By Matthew Blake
The coronavirus pandemic has coincided with the greatest real estate boom in recent American history. The median U.S. home sale price in 2021 was $346,000, according to the National Association of Realtors, which even adjusted for inflation is the highest home sale price since NAR began publishing this stat in 1999. More importantly, total home sales climbed to 6.12 million in 2021, per NAR, the highest since 2006.
It is worth dwelling on the last number. Despite statistics produced from multiple listings services documenting low inventory of existing homes, and builders lamenting a dysfunctional supply chain plus labor shortage constricting sales of new homes, there were still the highest number of homes being bought and sold since the peak of the mid-aughts housing bubble. Even amid a prolonged pandemic and other disquieting news, 2021 was the salad days for agents and every other professional who touched the record number of transactions.
Is this already changing in 2022? My colleague Brooklee Han reported this week that new home sales fell for the second straight month. They were down just 2.0% from January, according to federal data, but 6.2% from last February to a seasonally adjusted rate of 772,000.

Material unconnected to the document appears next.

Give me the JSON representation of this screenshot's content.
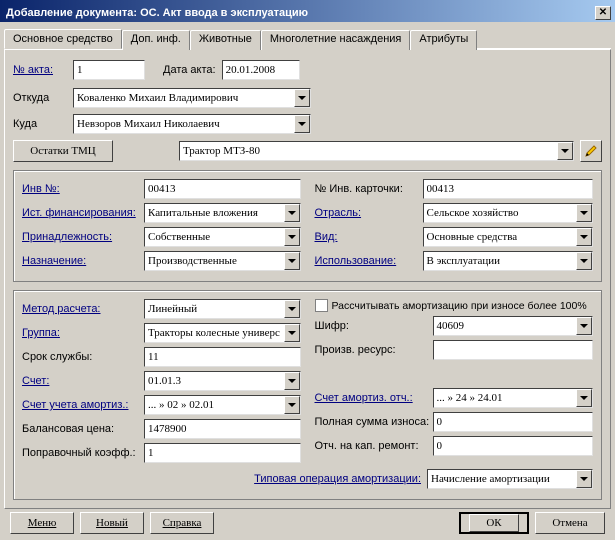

While highly important in evaluating the functioning or lack thereof of residential construction, new home sales typically are just about 15% of all U.S. sales. But existing home sales also declined in February to a seasonally adjusted rate of 6.02 million, per NAR numbers. That’s down 7.2% from January, and 2.4% from one year ago. The slight dip might be exacerbated in coming months with the average mortgage interest rate climbing after hovering at around 3% during the pandemic.